These are the ten worst cities for traffic jams in France

Now the worst of the summer traffic is over, people are returning to congested city roads. But which French city's residents spend the longest stuck behind the wheel?

These are the ten worst cities for traffic jams in France
According to figures from traffic navigation company TomTom, Marseille and Paris are the cities with the heaviest traffic in France. 
In Marseille during 2016, people spent a whopping six days and 16 hours in traffic. This translates to 41 minutes spent in traffic jams every day, according to TomTom.  
The 2016 figures mark a worsening of the traffic situation in the southern city. Perhaps unsurprisingly, the evening – when people are leaving work and school – is the worst time to hit the city's roads.
Indeed, during this peak in traffic, journey time increases by an average of 75 percent compared to quieter periods. 
But in Paris it's the mornings that cause the most hassle for motorists, with TomTom saying that during peak traffic hours, Parisian motorists' journeys can be extended by 68 percent. 
People in the greater Paris region of Ile-de-France typically lose six days and ten hours a year to road traffic. 
“Traffic is the ill of the century. Every city is working on the issue,” Vincent Martinier, TomTom's marketing director told BFM TV in February. “We must keep it in mind that the road network is at saturation point. There aren't new roads being built to ease the pressure in the big cities like Paris.”
And the traffic in Marseille and Paris isn't just considered bad compared to other French cities.
In fact, they are among the most congested cities in the world, with Marseille coming in at 26th and Paris ranked 35th, according to TomTom. 
Among the other French cities struggling with traffic are Bordeaux, where motorists spend six days a year in traffic.
And Grenoble and Toulon, where traffic became markedly worse in 2016, with drivers spending around five days a year in traffic jams.  
Across France people spend an average of 23 hours in traffic each year, according to traffic app Inrix. 
Here's the full list of cities in France with the heaviest traffic in 2016:
1. Marseille
2. Paris
3. Bordeaux
4. Montpellier
5. Lyon
6. Nice
7. Grenoble
8. Toulon
9. Strasbourg
10. Toulouse
But there's good news for people living in Orléans, Dijon et Reims, which were among the country's least congested cities. 
According to the the figures, people living in Reims – or les Rémois as they're known – only spend 15 minutes in traffic on average every day. This amounts to just 59 hours a year.
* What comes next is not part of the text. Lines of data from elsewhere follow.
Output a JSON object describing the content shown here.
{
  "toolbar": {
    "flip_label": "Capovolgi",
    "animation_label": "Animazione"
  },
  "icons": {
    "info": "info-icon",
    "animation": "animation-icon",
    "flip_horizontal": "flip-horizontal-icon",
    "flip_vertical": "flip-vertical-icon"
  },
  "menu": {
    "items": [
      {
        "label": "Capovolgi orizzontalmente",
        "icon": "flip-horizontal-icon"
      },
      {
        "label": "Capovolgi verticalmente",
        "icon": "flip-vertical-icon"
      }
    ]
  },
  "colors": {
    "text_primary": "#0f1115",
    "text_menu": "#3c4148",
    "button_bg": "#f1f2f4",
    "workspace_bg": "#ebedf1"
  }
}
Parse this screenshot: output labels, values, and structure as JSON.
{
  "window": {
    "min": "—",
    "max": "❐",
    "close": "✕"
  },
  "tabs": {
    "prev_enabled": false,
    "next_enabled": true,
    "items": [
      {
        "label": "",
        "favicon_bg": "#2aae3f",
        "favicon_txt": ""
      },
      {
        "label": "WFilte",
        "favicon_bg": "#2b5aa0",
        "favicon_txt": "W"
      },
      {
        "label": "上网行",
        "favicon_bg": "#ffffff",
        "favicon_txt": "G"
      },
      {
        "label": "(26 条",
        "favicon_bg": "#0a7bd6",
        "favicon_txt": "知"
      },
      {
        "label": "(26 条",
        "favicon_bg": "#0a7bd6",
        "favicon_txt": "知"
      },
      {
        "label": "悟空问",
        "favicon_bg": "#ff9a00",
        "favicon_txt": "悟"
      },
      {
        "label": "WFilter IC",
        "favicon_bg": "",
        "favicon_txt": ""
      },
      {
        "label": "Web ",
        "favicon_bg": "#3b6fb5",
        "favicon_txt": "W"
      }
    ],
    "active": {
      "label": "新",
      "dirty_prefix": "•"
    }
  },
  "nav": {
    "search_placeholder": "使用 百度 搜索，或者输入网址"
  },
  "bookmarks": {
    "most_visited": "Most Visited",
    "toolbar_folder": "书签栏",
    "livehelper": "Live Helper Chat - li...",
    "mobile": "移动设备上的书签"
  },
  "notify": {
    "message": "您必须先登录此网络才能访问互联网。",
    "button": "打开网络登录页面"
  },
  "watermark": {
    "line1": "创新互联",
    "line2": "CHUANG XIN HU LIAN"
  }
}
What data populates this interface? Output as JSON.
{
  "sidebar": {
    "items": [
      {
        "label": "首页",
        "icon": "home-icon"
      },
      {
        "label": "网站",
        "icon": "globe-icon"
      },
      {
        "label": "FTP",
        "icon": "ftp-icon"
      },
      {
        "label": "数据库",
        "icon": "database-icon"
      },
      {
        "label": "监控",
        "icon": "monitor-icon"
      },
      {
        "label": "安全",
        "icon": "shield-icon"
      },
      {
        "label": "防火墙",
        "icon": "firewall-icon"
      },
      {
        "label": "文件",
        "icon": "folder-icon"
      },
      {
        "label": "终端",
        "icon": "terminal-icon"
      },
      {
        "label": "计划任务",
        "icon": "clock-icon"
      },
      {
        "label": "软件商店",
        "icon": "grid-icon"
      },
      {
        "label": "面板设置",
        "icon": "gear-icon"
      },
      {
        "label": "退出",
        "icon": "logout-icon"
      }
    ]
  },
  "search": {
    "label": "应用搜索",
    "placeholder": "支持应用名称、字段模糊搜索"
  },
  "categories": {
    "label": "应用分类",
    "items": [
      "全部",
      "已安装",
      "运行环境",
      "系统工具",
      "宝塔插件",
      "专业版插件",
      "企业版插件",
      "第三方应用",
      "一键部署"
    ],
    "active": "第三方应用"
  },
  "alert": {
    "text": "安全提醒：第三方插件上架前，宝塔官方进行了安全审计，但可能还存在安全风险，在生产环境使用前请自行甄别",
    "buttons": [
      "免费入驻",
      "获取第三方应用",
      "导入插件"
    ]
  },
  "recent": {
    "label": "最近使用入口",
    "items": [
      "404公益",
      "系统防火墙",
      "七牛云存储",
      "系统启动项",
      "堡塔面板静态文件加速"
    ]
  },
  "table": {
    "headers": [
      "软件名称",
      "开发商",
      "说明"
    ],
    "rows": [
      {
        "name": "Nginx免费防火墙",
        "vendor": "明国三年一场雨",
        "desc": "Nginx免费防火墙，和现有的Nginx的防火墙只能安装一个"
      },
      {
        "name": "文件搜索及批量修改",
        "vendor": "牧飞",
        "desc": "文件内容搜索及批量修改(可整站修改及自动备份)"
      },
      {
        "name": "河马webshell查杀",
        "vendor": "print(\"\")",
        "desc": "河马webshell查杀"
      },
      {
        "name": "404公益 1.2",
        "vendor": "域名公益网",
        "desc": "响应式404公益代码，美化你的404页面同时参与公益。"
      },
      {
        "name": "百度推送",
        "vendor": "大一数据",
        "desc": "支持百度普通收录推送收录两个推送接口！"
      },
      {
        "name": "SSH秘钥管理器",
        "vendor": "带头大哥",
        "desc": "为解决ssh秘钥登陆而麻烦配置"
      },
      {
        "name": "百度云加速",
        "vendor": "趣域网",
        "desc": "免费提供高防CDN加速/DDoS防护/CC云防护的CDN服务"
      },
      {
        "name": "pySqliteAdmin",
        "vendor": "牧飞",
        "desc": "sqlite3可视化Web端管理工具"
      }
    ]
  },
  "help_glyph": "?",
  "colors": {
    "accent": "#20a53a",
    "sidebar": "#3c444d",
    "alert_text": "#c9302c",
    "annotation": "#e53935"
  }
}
Traffic warnings issued in France for Pentecost holiday weekend

Traffic authorities have warned of busy roads as people in France head off for the long Pentecost weekend.

Traffic warnings issued in France for Pentecost holiday weekend
Many French people will be heading off for a long weekend until Monday, which marks the Christian celebration of Pentecost (Pentecôte). Photo: Ludovic MARIN / AFP

Roads will be busy across most of the country on Friday as many people in France take advantage of the public holiday on Monday 24th, which marks the Christian celebration of Pentecost (Pentecôte).

READ ALSO: Pentecost: The French public holiday where people work for free

Bison Futé, the government-run website that monitors traffic levels in France, has put most of the country on orange alert (third highest) on Friday for departures, except for the greater Paris Île-de-France region and Auvergne-Rhône-Alpes, which were on red alert (second highest).

READ ALSO: What changes in France on Wednesday as phase 2 of reopening begins?

Photo: Bison Futé

On Saturday the whole country will also be on orange alert for departures except for the Île-de-France region, which will be on red alert. And the same will be the case on Monday for returns.

Photo: Bison Futé

Rail disruption for trains to Marseille and from Paris to Toulouse

With SCNF carrying out works at the Saint-Charles station in Marseille, there is expected to be significant disruption in trains arriving in the southern French city from Saturday 22nd and Monday 24th of May.

This includes the TER trains between Marseille and Aix-en-Provence, Avignon via Arles, Narbonne and Lyon; the Intercités between Marseille and Bordeaux (a bus service will be available on Sunday 23rd of May) and the TGV Inoui and Ouigo trains.

The Intercité line from Paris to Toulouse will also be severely disrupted due to building works. There will be no trains running on Sunday, and will restart progressively from Monday.

From Wednesday May 19th, the curfew has been pushed back from 7pm to 9pm. So if you are travelling between 9pm and 6am, you need to fill the latest version of the attestation, which can be found on the TousAntiCovid app.